┌─ TASK INPUTS

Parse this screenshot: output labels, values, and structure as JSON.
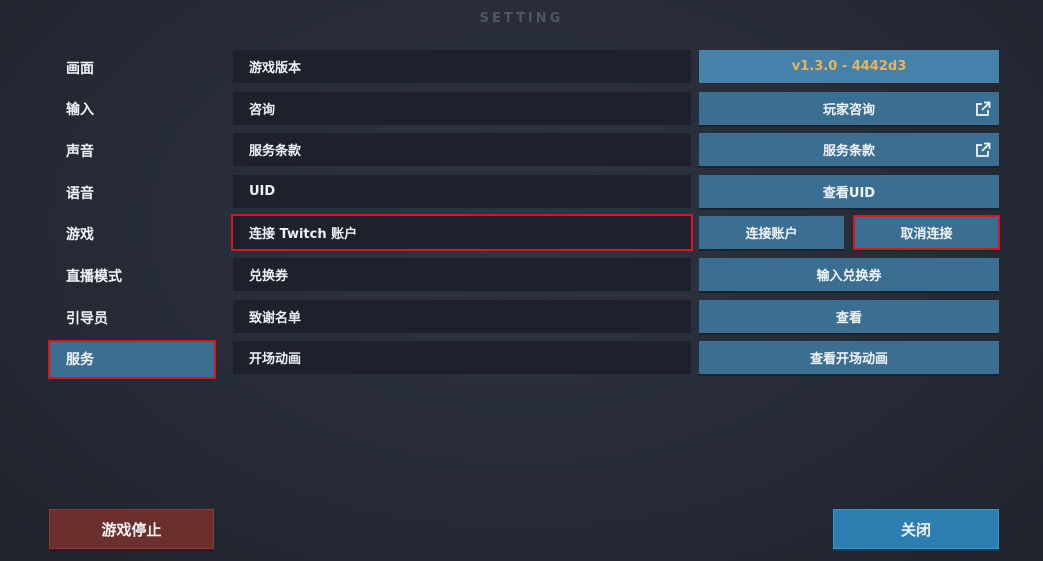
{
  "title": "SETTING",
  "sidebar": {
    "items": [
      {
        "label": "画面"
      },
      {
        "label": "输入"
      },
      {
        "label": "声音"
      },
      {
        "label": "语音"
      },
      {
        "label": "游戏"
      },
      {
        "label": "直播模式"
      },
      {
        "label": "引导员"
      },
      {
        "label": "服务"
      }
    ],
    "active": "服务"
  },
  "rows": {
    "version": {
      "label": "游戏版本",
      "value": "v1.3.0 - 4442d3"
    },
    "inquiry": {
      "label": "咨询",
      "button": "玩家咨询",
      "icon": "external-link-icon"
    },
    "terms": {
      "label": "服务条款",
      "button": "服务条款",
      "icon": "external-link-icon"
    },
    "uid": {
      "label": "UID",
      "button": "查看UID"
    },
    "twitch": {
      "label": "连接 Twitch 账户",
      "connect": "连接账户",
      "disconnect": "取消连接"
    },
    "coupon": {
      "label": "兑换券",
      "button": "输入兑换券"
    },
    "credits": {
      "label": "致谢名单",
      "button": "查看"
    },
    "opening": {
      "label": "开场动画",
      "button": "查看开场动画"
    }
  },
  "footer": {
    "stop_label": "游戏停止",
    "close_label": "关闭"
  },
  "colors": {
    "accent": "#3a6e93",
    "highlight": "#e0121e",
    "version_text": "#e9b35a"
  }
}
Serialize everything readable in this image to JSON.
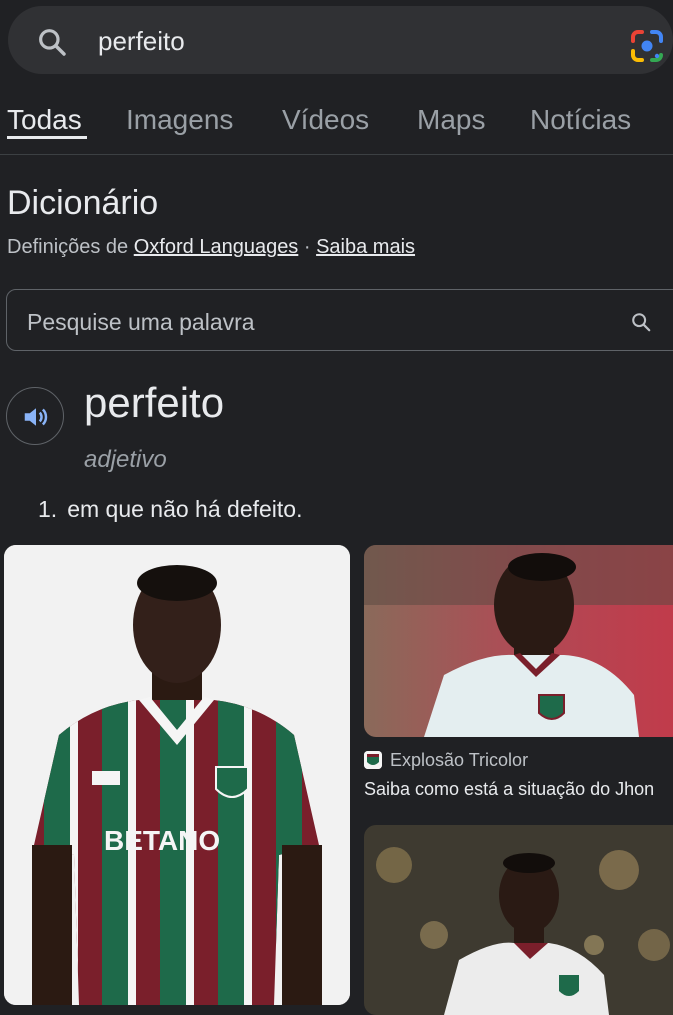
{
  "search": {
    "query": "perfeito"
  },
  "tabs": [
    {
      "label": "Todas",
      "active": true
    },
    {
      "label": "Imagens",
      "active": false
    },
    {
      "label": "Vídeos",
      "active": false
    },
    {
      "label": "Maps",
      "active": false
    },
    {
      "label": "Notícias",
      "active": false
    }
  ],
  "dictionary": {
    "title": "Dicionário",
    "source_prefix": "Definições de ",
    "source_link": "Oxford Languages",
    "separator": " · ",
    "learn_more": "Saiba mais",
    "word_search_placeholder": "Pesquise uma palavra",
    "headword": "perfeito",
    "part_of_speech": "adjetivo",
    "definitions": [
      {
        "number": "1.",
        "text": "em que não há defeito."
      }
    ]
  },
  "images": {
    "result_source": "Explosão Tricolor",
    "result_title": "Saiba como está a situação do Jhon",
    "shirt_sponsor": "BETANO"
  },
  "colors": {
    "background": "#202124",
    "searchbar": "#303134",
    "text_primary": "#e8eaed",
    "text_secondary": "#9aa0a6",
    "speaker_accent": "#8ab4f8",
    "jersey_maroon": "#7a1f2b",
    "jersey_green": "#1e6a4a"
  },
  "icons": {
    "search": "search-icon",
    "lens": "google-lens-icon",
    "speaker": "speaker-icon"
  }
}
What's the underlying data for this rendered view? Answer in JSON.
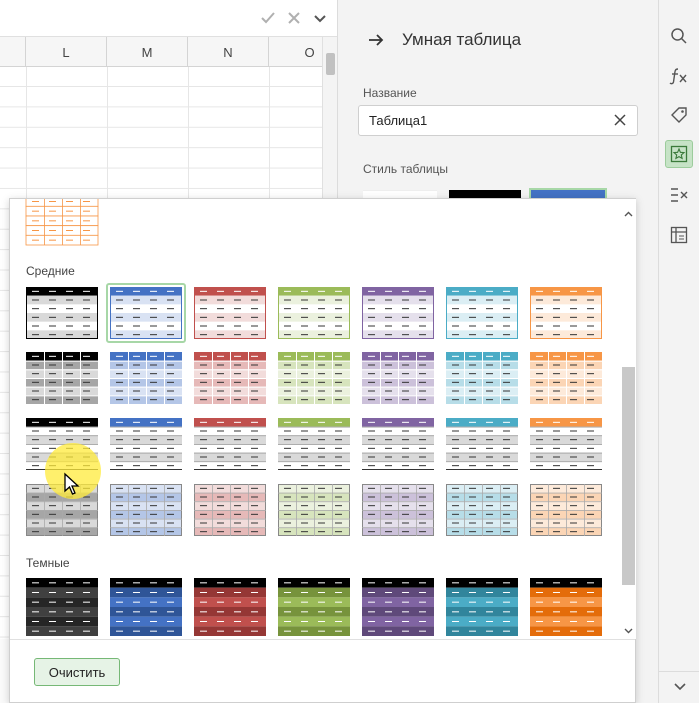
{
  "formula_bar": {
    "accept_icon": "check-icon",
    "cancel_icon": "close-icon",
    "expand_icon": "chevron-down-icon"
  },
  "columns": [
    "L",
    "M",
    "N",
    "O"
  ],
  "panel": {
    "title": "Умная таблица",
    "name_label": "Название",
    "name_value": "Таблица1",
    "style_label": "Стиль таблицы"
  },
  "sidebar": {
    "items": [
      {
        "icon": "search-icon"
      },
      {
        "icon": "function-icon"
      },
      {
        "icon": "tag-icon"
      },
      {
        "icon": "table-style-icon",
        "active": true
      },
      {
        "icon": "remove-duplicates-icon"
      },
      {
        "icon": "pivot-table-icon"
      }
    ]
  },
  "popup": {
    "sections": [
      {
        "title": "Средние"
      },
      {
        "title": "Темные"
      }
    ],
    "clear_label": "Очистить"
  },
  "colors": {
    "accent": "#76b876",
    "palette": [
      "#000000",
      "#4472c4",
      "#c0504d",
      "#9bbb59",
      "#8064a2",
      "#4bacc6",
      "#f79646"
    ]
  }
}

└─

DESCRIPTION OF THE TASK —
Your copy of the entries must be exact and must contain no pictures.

EXERCISE RESPONSE —
Parse this screenshot: output labels, values, and structure as JSON.
{
  "title": "SETTING",
  "sidebar": {
    "items": [
      {
        "label": "画面"
      },
      {
        "label": "输入"
      },
      {
        "label": "声音"
      },
      {
        "label": "语音"
      },
      {
        "label": "游戏"
      },
      {
        "label": "直播模式"
      },
      {
        "label": "引导员"
      },
      {
        "label": "服务"
      }
    ],
    "active": "服务"
  },
  "rows": {
    "version": {
      "label": "游戏版本",
      "value": "v1.3.0 - 4442d3"
    },
    "inquiry": {
      "label": "咨询",
      "button": "玩家咨询",
      "icon": "external-link-icon"
    },
    "terms": {
      "label": "服务条款",
      "button": "服务条款",
      "icon": "external-link-icon"
    },
    "uid": {
      "label": "UID",
      "button": "查看UID"
    },
    "twitch": {
      "label": "连接 Twitch 账户",
      "connect": "连接账户",
      "disconnect": "取消连接"
    },
    "coupon": {
      "label": "兑换券",
      "button": "输入兑换券"
    },
    "credits": {
      "label": "致谢名单",
      "button": "查看"
    },
    "opening": {
      "label": "开场动画",
      "button": "查看开场动画"
    }
  },
  "footer": {
    "stop_label": "游戏停止",
    "close_label": "关闭"
  },
  "colors": {
    "accent": "#3a6e93",
    "highlight": "#e0121e",
    "version_text": "#e9b35a"
  }
}
Serialize everything readable in this image to JSON.
{
  "search": {
    "query": "perfeito"
  },
  "tabs": [
    {
      "label": "Todas",
      "active": true
    },
    {
      "label": "Imagens",
      "active": false
    },
    {
      "label": "Vídeos",
      "active": false
    },
    {
      "label": "Maps",
      "active": false
    },
    {
      "label": "Notícias",
      "active": false
    }
  ],
  "dictionary": {
    "title": "Dicionário",
    "source_prefix": "Definições de ",
    "source_link": "Oxford Languages",
    "separator": " · ",
    "learn_more": "Saiba mais",
    "word_search_placeholder": "Pesquise uma palavra",
    "headword": "perfeito",
    "part_of_speech": "adjetivo",
    "definitions": [
      {
        "number": "1.",
        "text": "em que não há defeito."
      }
    ]
  },
  "images": {
    "result_source": "Explosão Tricolor",
    "result_title": "Saiba como está a situação do Jhon",
    "shirt_sponsor": "BETANO"
  },
  "colors": {
    "background": "#202124",
    "searchbar": "#303134",
    "text_primary": "#e8eaed",
    "text_secondary": "#9aa0a6",
    "speaker_accent": "#8ab4f8",
    "jersey_maroon": "#7a1f2b",
    "jersey_green": "#1e6a4a"
  },
  "icons": {
    "search": "search-icon",
    "lens": "google-lens-icon",
    "speaker": "speaker-icon"
  }
}
What's the underlying data for this rendered view? Answer in JSON.
{
  "formula_bar": {
    "accept_icon": "check-icon",
    "cancel_icon": "close-icon",
    "expand_icon": "chevron-down-icon"
  },
  "columns": [
    "L",
    "M",
    "N",
    "O"
  ],
  "panel": {
    "title": "Умная таблица",
    "name_label": "Название",
    "name_value": "Таблица1",
    "style_label": "Стиль таблицы"
  },
  "sidebar": {
    "items": [
      {
        "icon": "search-icon"
      },
      {
        "icon": "function-icon"
      },
      {
        "icon": "tag-icon"
      },
      {
        "icon": "table-style-icon",
        "active": true
      },
      {
        "icon": "remove-duplicates-icon"
      },
      {
        "icon": "pivot-table-icon"
      }
    ]
  },
  "popup": {
    "sections": [
      {
        "title": "Средние"
      },
      {
        "title": "Темные"
      }
    ],
    "clear_label": "Очистить"
  },
  "colors": {
    "accent": "#76b876",
    "palette": [
      "#000000",
      "#4472c4",
      "#c0504d",
      "#9bbb59",
      "#8064a2",
      "#4bacc6",
      "#f79646"
    ]
  }
}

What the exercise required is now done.